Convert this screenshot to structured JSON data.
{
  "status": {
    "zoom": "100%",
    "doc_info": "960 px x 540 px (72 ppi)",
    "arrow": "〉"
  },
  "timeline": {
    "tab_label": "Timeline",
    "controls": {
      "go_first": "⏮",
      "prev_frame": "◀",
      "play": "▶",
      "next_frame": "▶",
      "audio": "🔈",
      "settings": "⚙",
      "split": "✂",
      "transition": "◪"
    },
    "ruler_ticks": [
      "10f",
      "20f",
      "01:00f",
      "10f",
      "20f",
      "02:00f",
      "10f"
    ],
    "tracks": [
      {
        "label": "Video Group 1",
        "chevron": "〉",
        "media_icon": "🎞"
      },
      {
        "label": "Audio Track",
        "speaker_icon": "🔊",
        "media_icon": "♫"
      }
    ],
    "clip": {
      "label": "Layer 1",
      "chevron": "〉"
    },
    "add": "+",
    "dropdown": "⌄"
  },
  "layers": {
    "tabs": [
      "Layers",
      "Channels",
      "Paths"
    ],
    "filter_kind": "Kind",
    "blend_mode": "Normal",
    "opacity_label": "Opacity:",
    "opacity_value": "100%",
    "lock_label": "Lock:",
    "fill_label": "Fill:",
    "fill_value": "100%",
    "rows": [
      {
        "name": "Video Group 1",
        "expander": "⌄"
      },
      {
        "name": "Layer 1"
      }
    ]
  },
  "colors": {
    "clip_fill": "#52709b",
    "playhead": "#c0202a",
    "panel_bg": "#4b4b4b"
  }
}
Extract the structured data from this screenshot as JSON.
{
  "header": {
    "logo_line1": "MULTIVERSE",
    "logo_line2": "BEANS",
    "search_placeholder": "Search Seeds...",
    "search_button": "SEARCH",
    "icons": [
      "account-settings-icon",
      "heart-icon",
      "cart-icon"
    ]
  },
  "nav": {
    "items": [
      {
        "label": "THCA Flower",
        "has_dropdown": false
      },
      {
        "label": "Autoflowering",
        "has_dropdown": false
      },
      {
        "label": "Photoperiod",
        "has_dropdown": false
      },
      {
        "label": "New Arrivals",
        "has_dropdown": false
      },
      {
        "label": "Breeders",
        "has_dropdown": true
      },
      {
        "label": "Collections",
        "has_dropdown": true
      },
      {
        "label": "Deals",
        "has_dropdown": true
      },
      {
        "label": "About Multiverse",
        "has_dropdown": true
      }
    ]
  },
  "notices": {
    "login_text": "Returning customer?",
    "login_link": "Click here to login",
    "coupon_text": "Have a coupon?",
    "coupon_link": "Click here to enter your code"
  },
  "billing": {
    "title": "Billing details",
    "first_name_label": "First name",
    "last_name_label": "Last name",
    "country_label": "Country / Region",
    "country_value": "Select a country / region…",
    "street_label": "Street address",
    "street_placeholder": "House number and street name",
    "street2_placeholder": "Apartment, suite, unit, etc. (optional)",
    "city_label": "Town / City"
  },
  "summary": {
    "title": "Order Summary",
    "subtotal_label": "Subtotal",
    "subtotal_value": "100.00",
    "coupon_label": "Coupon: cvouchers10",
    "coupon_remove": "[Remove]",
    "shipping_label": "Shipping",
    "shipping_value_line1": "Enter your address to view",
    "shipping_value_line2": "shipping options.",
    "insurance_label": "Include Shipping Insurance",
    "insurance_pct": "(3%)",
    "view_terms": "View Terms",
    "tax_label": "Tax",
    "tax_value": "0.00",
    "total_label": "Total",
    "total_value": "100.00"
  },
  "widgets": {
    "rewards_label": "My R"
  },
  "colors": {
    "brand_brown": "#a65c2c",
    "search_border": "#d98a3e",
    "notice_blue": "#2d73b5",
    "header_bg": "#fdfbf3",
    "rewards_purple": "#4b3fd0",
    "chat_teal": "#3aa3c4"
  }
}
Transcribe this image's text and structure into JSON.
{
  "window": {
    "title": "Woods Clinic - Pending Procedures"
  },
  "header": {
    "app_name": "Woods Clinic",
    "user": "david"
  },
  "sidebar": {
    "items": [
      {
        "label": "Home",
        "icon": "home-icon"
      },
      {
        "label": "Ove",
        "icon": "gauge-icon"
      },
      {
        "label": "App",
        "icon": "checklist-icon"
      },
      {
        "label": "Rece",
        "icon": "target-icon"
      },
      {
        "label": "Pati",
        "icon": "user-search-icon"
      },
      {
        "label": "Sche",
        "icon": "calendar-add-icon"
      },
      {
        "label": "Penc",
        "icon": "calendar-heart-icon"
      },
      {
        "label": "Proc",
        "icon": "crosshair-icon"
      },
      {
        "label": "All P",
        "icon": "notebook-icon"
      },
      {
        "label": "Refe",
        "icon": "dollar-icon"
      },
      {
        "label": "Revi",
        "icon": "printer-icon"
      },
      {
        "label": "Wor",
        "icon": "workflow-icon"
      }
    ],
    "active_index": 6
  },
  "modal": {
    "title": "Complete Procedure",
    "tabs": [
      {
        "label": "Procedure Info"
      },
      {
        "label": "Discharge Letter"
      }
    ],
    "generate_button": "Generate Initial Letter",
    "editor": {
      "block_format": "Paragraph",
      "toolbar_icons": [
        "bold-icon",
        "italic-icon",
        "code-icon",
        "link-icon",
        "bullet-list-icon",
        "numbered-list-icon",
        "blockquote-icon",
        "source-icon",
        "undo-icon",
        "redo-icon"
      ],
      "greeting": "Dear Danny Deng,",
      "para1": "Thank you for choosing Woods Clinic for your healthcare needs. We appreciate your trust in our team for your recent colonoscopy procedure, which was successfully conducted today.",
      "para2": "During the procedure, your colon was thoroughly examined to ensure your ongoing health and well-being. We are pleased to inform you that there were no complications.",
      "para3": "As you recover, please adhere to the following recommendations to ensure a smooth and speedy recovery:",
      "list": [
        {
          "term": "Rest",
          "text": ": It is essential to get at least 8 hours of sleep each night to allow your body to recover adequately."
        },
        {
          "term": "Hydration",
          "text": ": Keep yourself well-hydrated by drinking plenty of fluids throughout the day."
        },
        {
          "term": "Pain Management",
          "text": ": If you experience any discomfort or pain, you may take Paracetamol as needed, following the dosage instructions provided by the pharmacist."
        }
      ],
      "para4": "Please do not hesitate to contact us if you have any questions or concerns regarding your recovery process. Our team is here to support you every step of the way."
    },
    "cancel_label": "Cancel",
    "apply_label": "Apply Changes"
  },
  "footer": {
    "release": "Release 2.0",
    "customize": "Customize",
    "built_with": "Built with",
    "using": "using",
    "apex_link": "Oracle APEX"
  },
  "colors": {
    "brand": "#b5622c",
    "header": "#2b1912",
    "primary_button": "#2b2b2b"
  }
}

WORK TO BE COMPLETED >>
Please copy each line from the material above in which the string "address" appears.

RESPONSE AREA >>
    "street_label": "Street address",
    "shipping_value_line1": "Enter your address to view",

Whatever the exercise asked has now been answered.